The teacher librarians also had some really practical suggestions about communication and promotion of events and programs, and were very clear that this blog would be a useful resource and information centre for them, at least until the project has its own website, and I am able to set up better communication systems. I have taken that in board, along with a few specific requests for author resources, which I will be posting here very soon.

Tonight (Thursday) was the launch of the project’s advisory board member (and mover-and-shaker!) Libby Gleeson‘s new novel Mahtab’s Story. This wonderful novel was inspired by the stories of young Afghani refugee women, who Libby met at Holroyd High School, and was launched by the NSW Governor, Professor Marie Bashir.

As we have come to expect, Professor Bashir spoke with great warmth and sincerity about Mahtab’s Story, about the renewed optimism and positivity in Australian public life, and the potential our country now has to have an influential voice in world politics regarding dispossessed and oppressed peoples.
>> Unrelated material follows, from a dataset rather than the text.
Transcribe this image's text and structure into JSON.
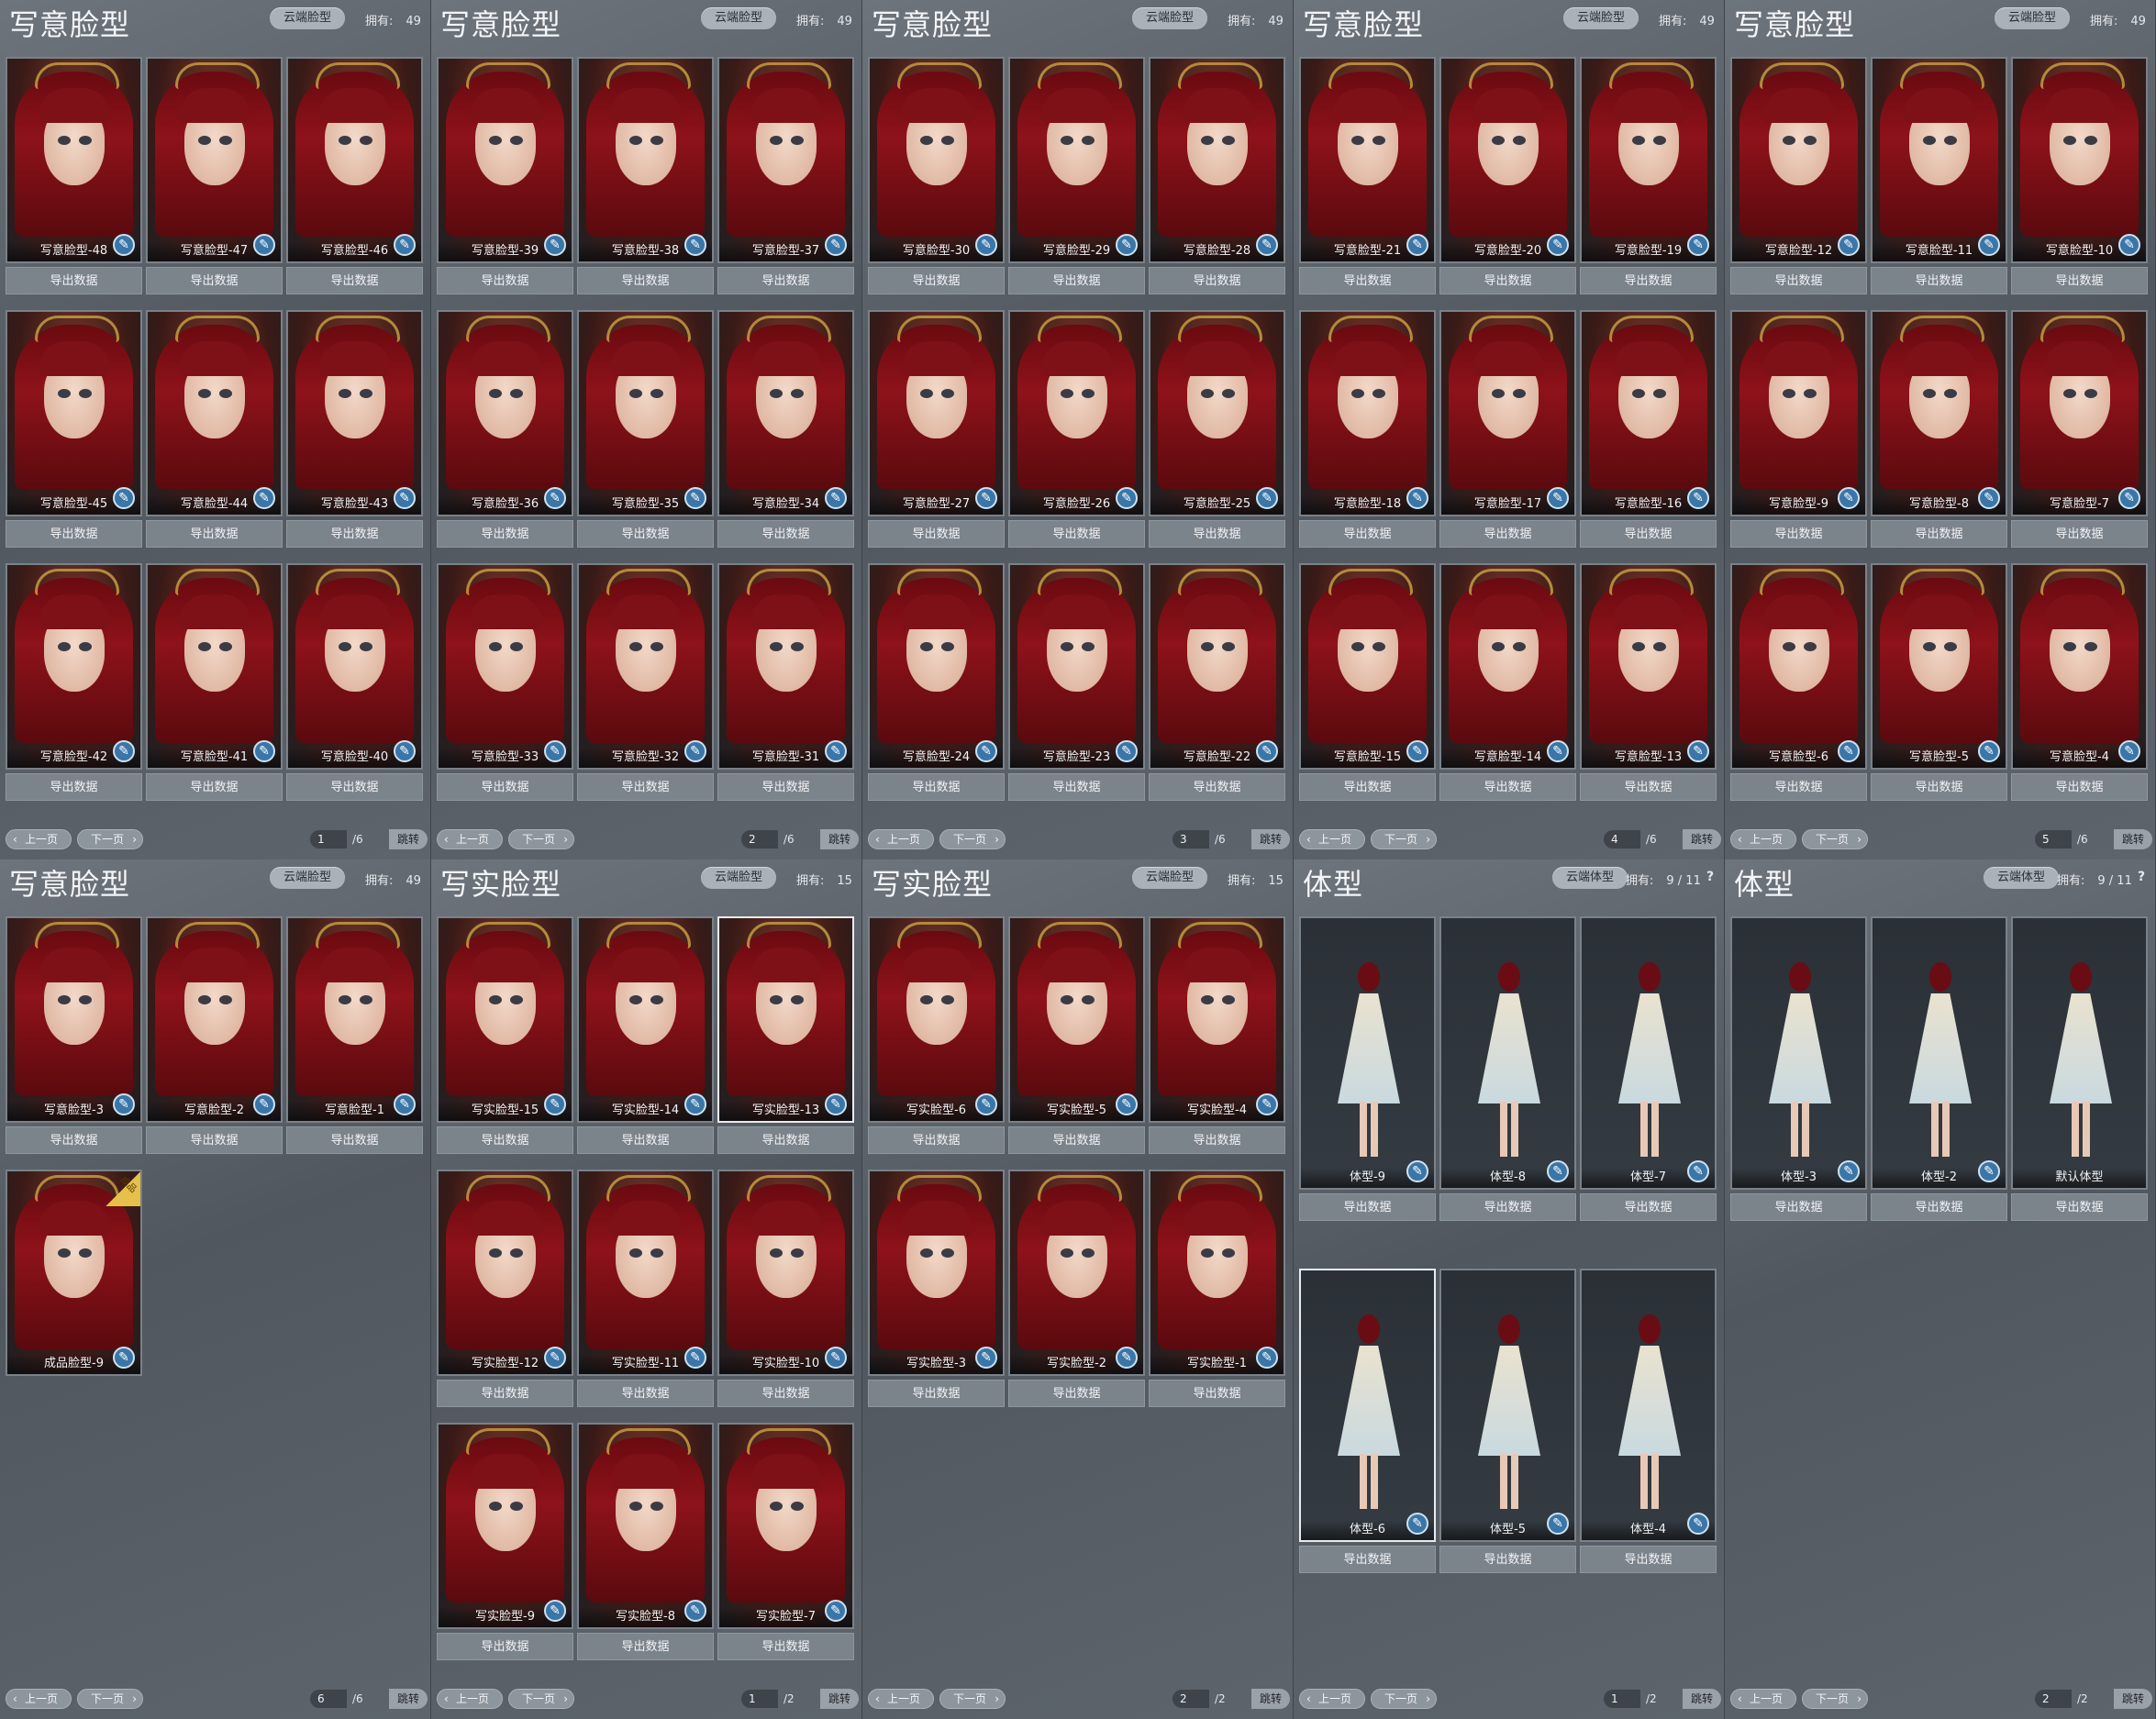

She spoke about the quality of Libby’s writing, and the way Mahtab’s Story demolishes stereotypes we in the west may have about Muslim people—women in particular. (Here, she referred to the fictional Mahtab’s admiration for her great-aunt, a doctor, in whose shoes she hopes to tread.)
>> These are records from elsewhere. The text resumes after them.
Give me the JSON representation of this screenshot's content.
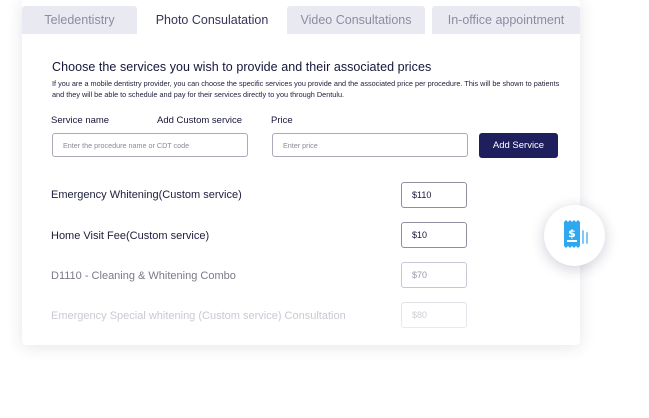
{
  "tabs": [
    {
      "label": "Teledentistry"
    },
    {
      "label": "Photo Consulatation"
    },
    {
      "label": "Video Consultations"
    },
    {
      "label": "In-office appointment"
    }
  ],
  "active_tab": "Photo Consulatation",
  "section": {
    "heading": "Choose the services you wish to provide and their associated prices",
    "description": "If you are a mobile dentistry provider, you can choose the specific services you provide and the associated price per procedure. This will be shown to patients and they will be able to schedule and pay for their services directly to you through Dentulu."
  },
  "form": {
    "service_label": "Service name",
    "custom_label": "Add Custom service",
    "price_label": "Price",
    "service_placeholder": "Enter the procedure name  or CDT code",
    "price_placeholder": "Enter price",
    "add_button": "Add Service"
  },
  "services": [
    {
      "name": "Emergency Whitening(Custom service)",
      "price": "$110"
    },
    {
      "name": "Home Visit Fee(Custom service)",
      "price": "$10"
    },
    {
      "name": "D1110 - Cleaning & Whitening Combo",
      "price": "$70"
    },
    {
      "name": "Emergency Special whitening (Custom service) Consultation",
      "price": "$80"
    }
  ],
  "colors": {
    "primary": "#1f1f5e",
    "accent_icon": "#2ea8ef",
    "tab_inactive_bg": "#e9e9f1"
  },
  "floating_icon": "receipt-dollar-icon"
}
Libby spoke strongly about the dignity of the young Muslim women she worked with in the research and preparation for her novel, and this was made evident by the speech made by Nahid, the young Afghani woman whose story most informed and influenced the writing of the novel.

But as moving as Libby’s and Professor Bashir’s comments were, the words of the Nahid actually had me in tears.

Nahid, who is now 21, arrived in Australia in September 2001—as she said, the historical, social and political nadir for Muslim Australians. Nahid and her family were held in detention on their arrival—now, after graduating through the intensive language centre and then the mainstream educational program at Holroyd High, Nahid is now studying medical science at the University of Western Sydney.

Nahid said that from her the earliest years of her childhood in Afghanistan, she believed in equality for all people, especially women, and spoke about how she intends to fulfil all her personal goals—not primarily for herself, but for those young Afghani women left behind who at this point in time cannot hope to pursue any kind of formal education.

Such grace, such compassion and empathy.

Mahtab’s Story is, I think, a wonderful example of the aims of the Western Sydney Young People’s Literature project, and I recommend it, both as a fine novel and a lucid expression of the true heart of multiculturalism and inclusion in Australia.

Finally, if any westword readers are at a loose end around 7 pm tomorrow night (Friday 23 May), can I suggest you make your way to the Workshop Showroom in St Peters in the inner west to attend the Sydney launch of Leigh Rigozzi and and Benny Walter‘s “Below Tree Level” project. Leigh is the artist who conducted the Western Sydney Young People’s Literature project’s first event—the zine workshop previously blogged here at westword.

More soon—but here’s a photo from the Mahtab’s Story launch:

Leave a Comment »

No comments yet.

RSS feed for comments on this post. TrackBack URI

Leave a Reply

Fill in your details below or click an icon to log in:

WordPress.com Logo

You are commenting using your WordPress.com account. Log Out / Change )

Twitter picture

You are commenting using your Twitter account. Log Out / Change )

Facebook photo

You are commenting using your Facebook account. Log Out / Change )

Google+ photo

You are commenting using your Google+ account. Log Out / Change )

Connecting to %s

Create a free website or blog at WordPress.com.

%d bloggers like this: